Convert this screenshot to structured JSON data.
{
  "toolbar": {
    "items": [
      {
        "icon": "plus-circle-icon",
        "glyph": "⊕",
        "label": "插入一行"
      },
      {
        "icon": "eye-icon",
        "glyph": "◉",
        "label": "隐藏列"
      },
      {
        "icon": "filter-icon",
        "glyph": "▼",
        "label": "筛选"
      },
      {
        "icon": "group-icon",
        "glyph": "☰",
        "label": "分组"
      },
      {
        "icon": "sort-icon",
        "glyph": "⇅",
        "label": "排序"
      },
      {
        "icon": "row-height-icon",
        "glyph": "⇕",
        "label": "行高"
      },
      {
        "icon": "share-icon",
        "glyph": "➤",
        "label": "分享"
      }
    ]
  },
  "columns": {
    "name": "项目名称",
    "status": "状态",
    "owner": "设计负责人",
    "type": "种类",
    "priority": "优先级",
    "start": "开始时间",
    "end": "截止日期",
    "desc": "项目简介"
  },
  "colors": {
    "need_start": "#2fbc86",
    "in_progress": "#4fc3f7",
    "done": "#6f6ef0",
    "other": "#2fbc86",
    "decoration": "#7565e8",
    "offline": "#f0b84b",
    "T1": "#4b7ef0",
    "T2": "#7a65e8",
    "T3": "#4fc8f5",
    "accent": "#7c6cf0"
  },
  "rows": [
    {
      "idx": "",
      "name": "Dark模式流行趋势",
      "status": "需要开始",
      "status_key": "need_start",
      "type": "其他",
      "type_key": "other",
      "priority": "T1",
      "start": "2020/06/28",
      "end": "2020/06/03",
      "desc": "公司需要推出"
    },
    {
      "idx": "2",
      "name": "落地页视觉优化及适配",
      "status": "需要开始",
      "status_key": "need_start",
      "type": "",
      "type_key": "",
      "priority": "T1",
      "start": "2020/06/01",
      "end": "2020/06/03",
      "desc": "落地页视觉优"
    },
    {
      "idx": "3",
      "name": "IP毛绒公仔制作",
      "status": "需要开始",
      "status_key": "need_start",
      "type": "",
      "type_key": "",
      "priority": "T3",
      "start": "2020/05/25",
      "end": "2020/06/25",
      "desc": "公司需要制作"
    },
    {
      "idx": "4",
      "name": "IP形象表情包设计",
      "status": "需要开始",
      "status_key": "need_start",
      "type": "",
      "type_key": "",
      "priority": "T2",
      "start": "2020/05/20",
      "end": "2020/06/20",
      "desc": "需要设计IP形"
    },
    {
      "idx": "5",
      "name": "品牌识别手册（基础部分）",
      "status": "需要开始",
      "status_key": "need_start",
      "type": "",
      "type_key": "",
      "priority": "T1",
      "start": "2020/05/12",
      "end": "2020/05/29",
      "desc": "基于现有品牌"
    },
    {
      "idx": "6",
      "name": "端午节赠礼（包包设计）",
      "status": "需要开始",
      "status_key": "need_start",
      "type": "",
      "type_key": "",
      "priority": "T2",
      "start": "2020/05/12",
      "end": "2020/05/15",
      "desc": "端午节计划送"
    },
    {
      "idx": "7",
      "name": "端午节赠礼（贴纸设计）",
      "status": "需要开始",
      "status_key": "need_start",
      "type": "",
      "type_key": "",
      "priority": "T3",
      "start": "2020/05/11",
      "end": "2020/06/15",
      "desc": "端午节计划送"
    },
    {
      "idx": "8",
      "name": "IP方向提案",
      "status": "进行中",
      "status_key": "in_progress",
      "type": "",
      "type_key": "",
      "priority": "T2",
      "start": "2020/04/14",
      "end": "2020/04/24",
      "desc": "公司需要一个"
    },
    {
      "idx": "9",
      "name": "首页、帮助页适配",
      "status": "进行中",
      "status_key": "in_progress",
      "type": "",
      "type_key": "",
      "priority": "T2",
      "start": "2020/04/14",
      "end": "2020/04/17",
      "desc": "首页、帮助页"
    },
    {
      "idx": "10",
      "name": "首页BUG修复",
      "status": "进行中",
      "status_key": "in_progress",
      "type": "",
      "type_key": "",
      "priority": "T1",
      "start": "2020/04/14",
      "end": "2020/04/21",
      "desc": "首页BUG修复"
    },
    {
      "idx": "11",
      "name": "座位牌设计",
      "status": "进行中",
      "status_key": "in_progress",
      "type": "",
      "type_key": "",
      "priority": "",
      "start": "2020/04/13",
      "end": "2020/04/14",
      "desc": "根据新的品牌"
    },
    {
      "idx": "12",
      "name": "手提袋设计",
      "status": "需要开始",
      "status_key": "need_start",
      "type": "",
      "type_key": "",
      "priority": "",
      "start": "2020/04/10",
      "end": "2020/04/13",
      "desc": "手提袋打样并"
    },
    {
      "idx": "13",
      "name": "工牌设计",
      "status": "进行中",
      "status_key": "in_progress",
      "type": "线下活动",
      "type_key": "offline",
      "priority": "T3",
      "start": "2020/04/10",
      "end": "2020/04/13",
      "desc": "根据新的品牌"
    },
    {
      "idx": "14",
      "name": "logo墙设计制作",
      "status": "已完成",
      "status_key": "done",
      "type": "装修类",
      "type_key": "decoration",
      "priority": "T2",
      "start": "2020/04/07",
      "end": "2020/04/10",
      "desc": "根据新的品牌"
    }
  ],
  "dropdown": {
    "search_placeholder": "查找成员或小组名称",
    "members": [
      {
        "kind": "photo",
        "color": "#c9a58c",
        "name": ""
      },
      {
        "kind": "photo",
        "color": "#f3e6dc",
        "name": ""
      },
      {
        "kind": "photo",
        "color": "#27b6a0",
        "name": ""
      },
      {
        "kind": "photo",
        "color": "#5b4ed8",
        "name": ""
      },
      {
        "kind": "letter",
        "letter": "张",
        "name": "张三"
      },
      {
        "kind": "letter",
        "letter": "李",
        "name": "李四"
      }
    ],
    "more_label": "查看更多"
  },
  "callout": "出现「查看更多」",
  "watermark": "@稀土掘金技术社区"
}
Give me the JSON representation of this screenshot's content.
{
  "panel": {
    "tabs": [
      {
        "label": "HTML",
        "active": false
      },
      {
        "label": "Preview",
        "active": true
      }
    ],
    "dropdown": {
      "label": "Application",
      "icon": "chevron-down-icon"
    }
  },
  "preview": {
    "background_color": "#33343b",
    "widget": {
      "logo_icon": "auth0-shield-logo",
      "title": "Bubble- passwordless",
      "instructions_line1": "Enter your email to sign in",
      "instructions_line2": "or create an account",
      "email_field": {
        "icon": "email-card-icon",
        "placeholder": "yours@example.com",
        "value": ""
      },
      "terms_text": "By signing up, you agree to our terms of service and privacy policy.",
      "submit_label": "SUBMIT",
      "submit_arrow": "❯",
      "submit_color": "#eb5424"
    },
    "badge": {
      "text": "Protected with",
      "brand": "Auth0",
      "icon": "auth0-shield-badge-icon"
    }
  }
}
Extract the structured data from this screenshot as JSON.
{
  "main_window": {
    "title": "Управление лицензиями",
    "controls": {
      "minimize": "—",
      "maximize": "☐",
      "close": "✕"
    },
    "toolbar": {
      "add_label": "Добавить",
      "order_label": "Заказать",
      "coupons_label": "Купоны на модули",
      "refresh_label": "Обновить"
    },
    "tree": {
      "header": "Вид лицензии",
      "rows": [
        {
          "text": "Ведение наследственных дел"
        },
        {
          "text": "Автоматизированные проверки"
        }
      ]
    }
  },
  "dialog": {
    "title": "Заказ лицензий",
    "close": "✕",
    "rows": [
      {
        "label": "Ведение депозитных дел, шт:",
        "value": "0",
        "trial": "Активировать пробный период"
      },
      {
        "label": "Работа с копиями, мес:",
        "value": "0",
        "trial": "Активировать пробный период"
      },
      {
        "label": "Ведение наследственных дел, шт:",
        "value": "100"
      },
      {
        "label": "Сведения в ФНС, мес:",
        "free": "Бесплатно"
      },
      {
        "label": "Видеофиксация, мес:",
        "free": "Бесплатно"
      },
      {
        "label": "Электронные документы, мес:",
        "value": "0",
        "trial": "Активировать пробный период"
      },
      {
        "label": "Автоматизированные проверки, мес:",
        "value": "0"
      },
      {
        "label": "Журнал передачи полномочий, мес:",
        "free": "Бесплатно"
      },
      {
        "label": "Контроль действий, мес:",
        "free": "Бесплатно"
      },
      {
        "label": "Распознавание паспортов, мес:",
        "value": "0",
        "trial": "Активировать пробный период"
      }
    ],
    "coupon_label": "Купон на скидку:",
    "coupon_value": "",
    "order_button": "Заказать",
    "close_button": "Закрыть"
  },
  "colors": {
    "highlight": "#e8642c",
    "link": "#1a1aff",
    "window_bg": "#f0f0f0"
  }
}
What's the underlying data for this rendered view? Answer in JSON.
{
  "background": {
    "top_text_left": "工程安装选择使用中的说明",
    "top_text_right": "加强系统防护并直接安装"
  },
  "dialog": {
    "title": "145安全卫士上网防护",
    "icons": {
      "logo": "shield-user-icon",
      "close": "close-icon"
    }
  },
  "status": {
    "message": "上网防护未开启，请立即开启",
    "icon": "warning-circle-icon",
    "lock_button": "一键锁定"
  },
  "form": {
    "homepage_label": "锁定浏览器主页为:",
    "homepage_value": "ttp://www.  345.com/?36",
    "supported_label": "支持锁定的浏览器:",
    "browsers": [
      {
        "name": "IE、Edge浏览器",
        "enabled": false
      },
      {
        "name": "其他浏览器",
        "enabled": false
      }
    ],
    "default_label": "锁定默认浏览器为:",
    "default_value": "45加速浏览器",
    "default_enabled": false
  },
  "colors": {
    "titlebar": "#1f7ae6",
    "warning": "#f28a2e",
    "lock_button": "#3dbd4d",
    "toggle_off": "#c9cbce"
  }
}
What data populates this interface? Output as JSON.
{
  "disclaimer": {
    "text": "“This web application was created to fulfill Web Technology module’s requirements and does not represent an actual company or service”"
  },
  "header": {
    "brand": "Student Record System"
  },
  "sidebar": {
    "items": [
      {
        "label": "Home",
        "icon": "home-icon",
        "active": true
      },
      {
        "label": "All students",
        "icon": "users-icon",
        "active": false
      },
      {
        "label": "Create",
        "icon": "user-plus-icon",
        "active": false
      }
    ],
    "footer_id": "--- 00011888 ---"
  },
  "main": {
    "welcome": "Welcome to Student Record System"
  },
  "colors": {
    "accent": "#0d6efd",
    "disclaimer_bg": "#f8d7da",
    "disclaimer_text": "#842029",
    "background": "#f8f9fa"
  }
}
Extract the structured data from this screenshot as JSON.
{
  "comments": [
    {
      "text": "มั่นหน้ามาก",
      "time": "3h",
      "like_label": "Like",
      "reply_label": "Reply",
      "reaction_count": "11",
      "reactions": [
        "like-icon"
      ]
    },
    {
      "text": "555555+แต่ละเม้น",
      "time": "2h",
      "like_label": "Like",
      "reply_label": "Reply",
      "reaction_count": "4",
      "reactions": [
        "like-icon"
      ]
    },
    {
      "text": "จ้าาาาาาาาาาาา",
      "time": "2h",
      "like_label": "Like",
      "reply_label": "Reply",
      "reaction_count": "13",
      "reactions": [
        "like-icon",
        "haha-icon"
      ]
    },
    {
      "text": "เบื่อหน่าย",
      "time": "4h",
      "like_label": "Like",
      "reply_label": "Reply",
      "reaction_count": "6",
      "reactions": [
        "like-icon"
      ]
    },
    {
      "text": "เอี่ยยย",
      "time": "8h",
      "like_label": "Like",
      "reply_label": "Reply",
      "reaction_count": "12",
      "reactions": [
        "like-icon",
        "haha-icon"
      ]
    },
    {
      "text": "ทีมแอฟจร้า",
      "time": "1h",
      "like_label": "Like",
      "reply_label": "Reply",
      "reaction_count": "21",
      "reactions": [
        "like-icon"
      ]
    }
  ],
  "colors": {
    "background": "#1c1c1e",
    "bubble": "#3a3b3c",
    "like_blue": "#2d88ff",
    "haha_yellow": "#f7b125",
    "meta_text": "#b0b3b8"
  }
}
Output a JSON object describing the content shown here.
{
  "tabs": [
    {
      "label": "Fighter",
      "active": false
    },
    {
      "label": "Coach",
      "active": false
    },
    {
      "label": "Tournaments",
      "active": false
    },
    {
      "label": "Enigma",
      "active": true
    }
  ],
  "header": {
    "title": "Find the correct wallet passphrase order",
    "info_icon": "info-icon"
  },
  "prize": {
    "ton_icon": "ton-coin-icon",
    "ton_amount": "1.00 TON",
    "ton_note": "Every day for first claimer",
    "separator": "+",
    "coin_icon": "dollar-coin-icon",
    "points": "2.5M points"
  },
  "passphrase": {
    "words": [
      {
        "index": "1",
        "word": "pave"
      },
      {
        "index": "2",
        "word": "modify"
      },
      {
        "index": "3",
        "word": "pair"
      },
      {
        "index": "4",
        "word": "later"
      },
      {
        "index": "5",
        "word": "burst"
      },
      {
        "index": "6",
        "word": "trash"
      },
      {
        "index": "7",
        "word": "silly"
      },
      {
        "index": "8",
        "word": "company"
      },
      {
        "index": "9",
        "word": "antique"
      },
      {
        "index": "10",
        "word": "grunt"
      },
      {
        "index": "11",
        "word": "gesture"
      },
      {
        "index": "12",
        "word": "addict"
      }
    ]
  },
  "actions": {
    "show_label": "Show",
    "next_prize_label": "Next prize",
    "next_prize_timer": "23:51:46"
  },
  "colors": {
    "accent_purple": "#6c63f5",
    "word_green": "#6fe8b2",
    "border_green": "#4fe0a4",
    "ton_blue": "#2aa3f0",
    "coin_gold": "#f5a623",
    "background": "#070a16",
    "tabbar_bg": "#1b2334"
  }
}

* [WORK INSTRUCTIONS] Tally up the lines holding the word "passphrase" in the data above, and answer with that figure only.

* [FINISHED TASK] 2